· Entitlement to Vote at the Meeting
Entitlement to vote at a meeting is altered under Bill 106 by removing the current requirement that an owner be entitled to receive notice of the meeting, and replacing it with a requirement that the owner has submitted his/her/its name and unit number to the corporation for the purpose of including it in the record of unit owners to be kept under the proposed new section 46.1.
Since such criteria is almost identical to the requirements that need to be satisfied in order to be entitled to notice of the meeting, this change appears, at first glance, to be insubstantial. What is significant, however, is that entitlement to vote does not require the owner to have submitted his/her/its information to the corporation at least 20 days prior to the meeting.

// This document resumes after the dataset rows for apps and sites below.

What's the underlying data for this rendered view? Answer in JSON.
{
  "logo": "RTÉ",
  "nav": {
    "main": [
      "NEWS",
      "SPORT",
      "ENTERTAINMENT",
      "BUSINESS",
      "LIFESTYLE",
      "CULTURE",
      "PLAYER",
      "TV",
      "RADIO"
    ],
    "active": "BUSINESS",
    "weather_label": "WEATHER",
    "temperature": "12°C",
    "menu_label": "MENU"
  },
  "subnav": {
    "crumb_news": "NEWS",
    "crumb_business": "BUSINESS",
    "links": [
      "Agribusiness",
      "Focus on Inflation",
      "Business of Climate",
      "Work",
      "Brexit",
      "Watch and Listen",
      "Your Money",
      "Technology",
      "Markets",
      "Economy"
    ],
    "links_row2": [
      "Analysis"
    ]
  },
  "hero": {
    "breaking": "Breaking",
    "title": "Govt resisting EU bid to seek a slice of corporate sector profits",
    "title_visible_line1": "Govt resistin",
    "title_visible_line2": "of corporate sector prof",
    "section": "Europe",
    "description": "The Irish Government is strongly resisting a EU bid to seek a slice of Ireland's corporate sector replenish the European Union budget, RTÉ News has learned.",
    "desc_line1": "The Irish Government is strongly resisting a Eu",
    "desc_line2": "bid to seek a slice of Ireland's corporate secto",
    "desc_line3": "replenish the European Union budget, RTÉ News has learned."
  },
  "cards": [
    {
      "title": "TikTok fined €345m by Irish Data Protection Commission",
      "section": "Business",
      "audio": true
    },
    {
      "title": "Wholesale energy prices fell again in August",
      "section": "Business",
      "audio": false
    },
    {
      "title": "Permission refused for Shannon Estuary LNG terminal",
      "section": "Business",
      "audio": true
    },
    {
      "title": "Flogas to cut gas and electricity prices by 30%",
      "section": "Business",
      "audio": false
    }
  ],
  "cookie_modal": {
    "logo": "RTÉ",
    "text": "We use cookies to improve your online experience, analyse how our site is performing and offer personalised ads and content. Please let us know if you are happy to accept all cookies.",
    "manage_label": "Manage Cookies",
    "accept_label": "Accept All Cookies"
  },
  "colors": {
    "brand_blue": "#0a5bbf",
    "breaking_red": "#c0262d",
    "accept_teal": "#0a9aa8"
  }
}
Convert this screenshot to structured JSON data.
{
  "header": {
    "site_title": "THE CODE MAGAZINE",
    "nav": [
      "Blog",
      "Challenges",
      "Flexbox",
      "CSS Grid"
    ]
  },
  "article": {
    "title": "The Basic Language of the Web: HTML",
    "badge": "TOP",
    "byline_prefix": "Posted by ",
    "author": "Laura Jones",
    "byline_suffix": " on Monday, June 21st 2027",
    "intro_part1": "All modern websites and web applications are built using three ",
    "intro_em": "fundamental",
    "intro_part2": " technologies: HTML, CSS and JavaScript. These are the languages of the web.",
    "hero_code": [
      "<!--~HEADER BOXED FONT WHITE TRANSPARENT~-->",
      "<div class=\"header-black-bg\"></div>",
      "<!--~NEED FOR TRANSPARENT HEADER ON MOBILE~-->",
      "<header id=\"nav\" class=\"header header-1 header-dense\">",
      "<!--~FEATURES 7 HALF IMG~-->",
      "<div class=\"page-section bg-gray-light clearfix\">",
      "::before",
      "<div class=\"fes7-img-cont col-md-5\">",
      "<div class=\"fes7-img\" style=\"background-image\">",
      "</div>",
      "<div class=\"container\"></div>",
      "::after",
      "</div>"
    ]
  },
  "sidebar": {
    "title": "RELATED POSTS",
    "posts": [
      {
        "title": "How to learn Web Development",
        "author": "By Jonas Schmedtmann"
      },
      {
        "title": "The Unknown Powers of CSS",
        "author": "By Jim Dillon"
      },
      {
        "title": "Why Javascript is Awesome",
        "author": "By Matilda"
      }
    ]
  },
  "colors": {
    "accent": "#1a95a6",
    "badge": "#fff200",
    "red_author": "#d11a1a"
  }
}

In fact, Bill 106 imposes no time restriction in this regard, so, presumably, as long as the owner has provided the information in writing to the corporation at least prior to the time of the meeting – or perhaps even just prior to the time of the vote– he/she/it should be entitled to vote at the meeting.
Bill 106 also preserves the requirement under the current legislation that an owner will not be entitled to vote if he/she/it is 30 days or more in arrears of common expense contributions.
Concluding Commentary: An Odd Difference
It appears unusual, though perhaps just a case of error or oversight, that the criteria to qualify for quorum are made different under Bill 106 for the meeting held prior to turnover pursuant to subsection 42(6) than for all other owners meetings.
By removing the requirement generally that an owner be entitled to notice of the meeting both to count toward quorum and to vote at the meeting, Bill 106 makes it that a unit owner who purchased a unit fewer than 20 days before the meeting date and has submitted his/her/its name and unit number for the purposes of the new section 46.1 record, will be able to participate almost immediately in the decision-making of the corporation by attending, counting toward quorum and voting at the meeting, even if he/she/it received no prior notice of it.
However, the same privilege does not exist for such new owners in respect of the meeting held prior to turnover pursuant to subsection 42(6). In the case of that meeting, owners must have submitted their names and unit numbers to the corporation at least 20 days prior to the date of the meeting in order to qualify to receive notice of, and count toward quorum at, the meeting.
Given that a meeting under subsection 42(6) will usually take place early in the life of the condominium, and certainly while a majority of units remain unsold, this distinction raises the risk that such meeting might not obtain quorum. This might easily occur if the declarant fails to be present at the meeting and there are insufficient other owners to qualify for or achieve quorum, or if such owners, for lack of a notice, do not even know to attend. As a result, although the owners would have been entitled to vote at the meeting, they cannot since no business can be conducted if quorum is not achieved.
Again, it is unclear to us whether the government intended this distinction or if it was just an oversight, but in our view it is not a good thing and we see no basis for it. A meeting held pursuant to subsection 42(6) is one for which it makes the most sense to remove the requirement that the owners must meet the conditions for entitlement to notice of the meeting. Instead, this requirement could (and likely will) limit the number of owners who attend and can participate effectively at the meeting.